─── SUPPLIED RECORDS

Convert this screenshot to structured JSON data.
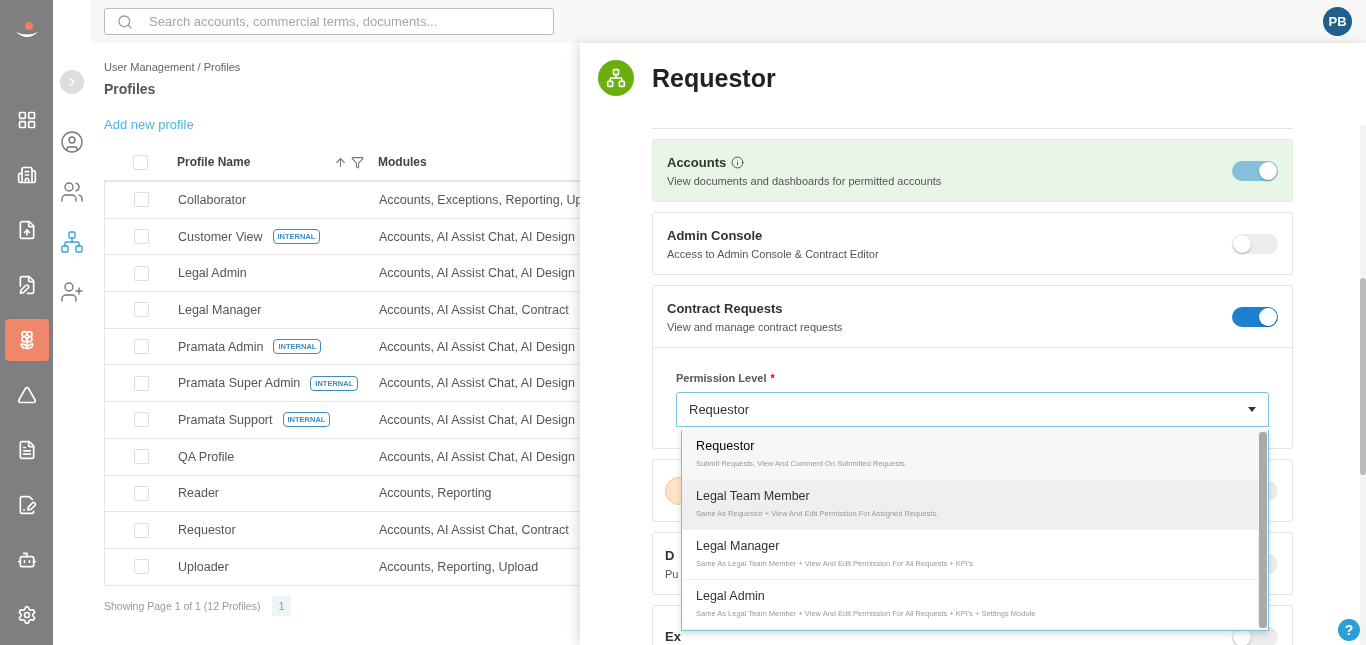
{
  "search": {
    "placeholder": "Search accounts, commercial terms, documents..."
  },
  "user": {
    "initials": "PB"
  },
  "main_nav": [
    {
      "kind": "grid",
      "selected": false
    },
    {
      "kind": "building",
      "selected": false
    },
    {
      "kind": "upload",
      "selected": false
    },
    {
      "kind": "edit",
      "selected": false
    },
    {
      "kind": "flower",
      "selected": true
    },
    {
      "kind": "triangle",
      "selected": false
    },
    {
      "kind": "doc",
      "selected": false
    },
    {
      "kind": "sign",
      "selected": false
    },
    {
      "kind": "bot",
      "selected": false
    },
    {
      "kind": "gear",
      "selected": false
    }
  ],
  "sub_nav": [
    {
      "kind": "user",
      "selected": false
    },
    {
      "kind": "group",
      "selected": false
    },
    {
      "kind": "hierarchy",
      "selected": true
    },
    {
      "kind": "add-user",
      "selected": false
    }
  ],
  "breadcrumb": "User Management / Profiles",
  "page_title": "Profiles",
  "add_link": "Add new profile",
  "table": {
    "all_checked": false,
    "columns": [
      "Profile Name",
      "Modules"
    ],
    "rows": [
      {
        "name": "Collaborator",
        "modules": "Accounts, Exceptions, Reporting, Up",
        "checked": false
      },
      {
        "name": "Customer View",
        "tag": "INTERNAL",
        "modules": "Accounts, AI Assist Chat, AI Design",
        "checked": false
      },
      {
        "name": "Legal Admin",
        "modules": "Accounts, AI Assist Chat, AI Design",
        "checked": false
      },
      {
        "name": "Legal Manager",
        "modules": "Accounts, AI Assist Chat, Contract",
        "checked": false
      },
      {
        "name": "Pramata Admin",
        "tag": "INTERNAL",
        "modules": "Accounts, AI Assist Chat, AI Design",
        "checked": false
      },
      {
        "name": "Pramata Super Admin",
        "tag": "INTERNAL",
        "modules": "Accounts, AI Assist Chat, AI Design",
        "checked": false
      },
      {
        "name": "Pramata Support",
        "tag": "INTERNAL",
        "modules": "Accounts, AI Assist Chat, AI Design",
        "checked": false
      },
      {
        "name": "QA Profile",
        "modules": "Accounts, AI Assist Chat, AI Design",
        "checked": false
      },
      {
        "name": "Reader",
        "modules": "Accounts, Reporting",
        "checked": false
      },
      {
        "name": "Requestor",
        "modules": "Accounts, AI Assist Chat, Contract",
        "checked": false
      },
      {
        "name": "Uploader",
        "modules": "Accounts, Reporting, Upload",
        "checked": false
      }
    ]
  },
  "footer": {
    "text": "Showing Page 1 of 1 (12 Profiles)",
    "pages": [
      {
        "label": "1",
        "selected": true
      }
    ]
  },
  "panel": {
    "title": "Requestor",
    "modules": [
      {
        "title": "Accounts",
        "info": true,
        "description": "View documents and dashboards for permitted accounts",
        "on": true,
        "disabled": true,
        "highlighted": true,
        "expanded": false
      },
      {
        "title": "Admin Console",
        "info": false,
        "description": "Access to Admin Console & Contract Editor",
        "on": false,
        "disabled": false,
        "highlighted": false,
        "expanded": false
      },
      {
        "title": "Contract Requests",
        "info": false,
        "description": "View and manage contract requests",
        "on": true,
        "disabled": false,
        "highlighted": false,
        "expanded": true
      }
    ],
    "permission": {
      "label": "Permission Level",
      "required_mark": "*",
      "value": "Requestor",
      "options": [
        {
          "name": "Requestor",
          "description": "Submit Requests, View And Comment On Submitted Requests.",
          "selected": true,
          "hovered": false
        },
        {
          "name": "Legal Team Member",
          "description": "Same As Requestor + View And Edit Permission For Assigned Requests.",
          "selected": false,
          "hovered": true
        },
        {
          "name": "Legal Manager",
          "description": "Same As Legal Team Member + View And Edit Permission For All Requests + KPI's",
          "selected": false,
          "hovered": false
        },
        {
          "name": "Legal Admin",
          "description": "Same As Legal Team Member + View And Edit Permission For All Requests + KPI's + Settings Module",
          "selected": false,
          "hovered": false
        }
      ]
    },
    "more_modules": [
      {
        "kind": "icon",
        "on": false
      },
      {
        "kind": "text",
        "title": "D",
        "description": "Pu",
        "on": false
      },
      {
        "kind": "text",
        "title": "Ex",
        "on": false
      }
    ]
  },
  "help": {
    "label": "?"
  }
}
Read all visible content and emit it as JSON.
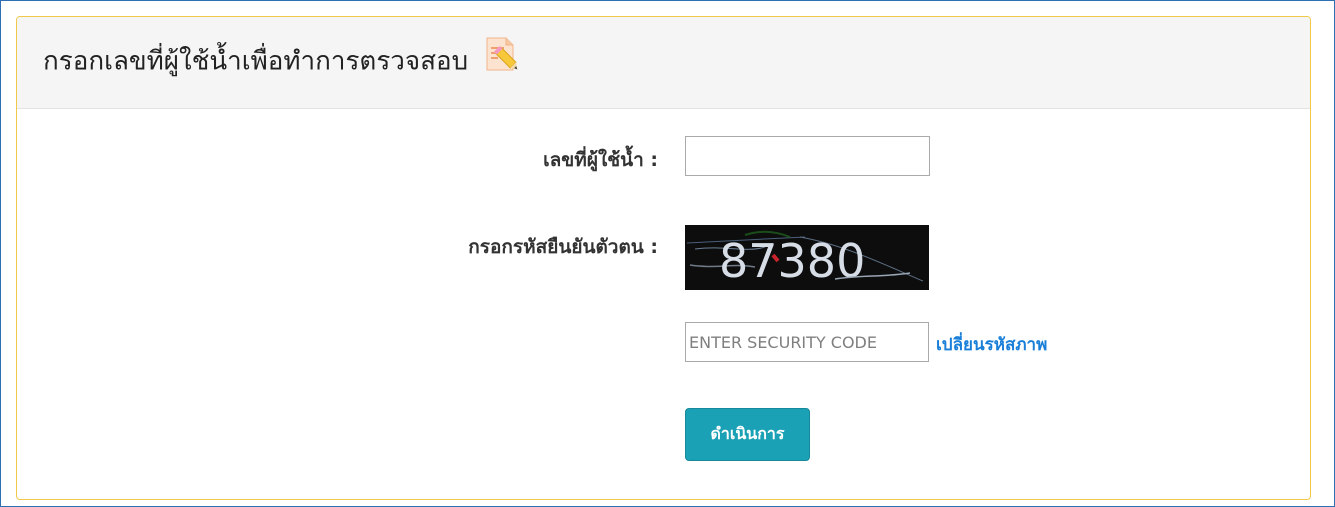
{
  "panel": {
    "title": "กรอกเลขที่ผู้ใช้น้ำเพื่อทำการตรวจสอบ",
    "title_icon": "edit-note-icon"
  },
  "form": {
    "water_user_label": "เลขที่ผู้ใช้น้ำ :",
    "water_user_value": "",
    "captcha_label": "กรอกรหัสยืนยันตัวตน :",
    "captcha_text": "87380",
    "security_placeholder": "ENTER SECURITY CODE",
    "security_value": "",
    "refresh_link": "เปลี่ยนรหัสภาพ",
    "submit_label": "ดำเนินการ"
  },
  "colors": {
    "panel_border": "#f0c94a",
    "link": "#1a7fd8",
    "button": "#1ba1b5"
  }
}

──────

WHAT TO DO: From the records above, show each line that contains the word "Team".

ANSWER BELOW:
          "name": "Legal Team Member",
          "description": "Same As Legal Team Member + View And Edit Permission For All Requests + KPI's",
          "description": "Same As Legal Team Member + View And Edit Permission For All Requests + KPI's + Settings Module",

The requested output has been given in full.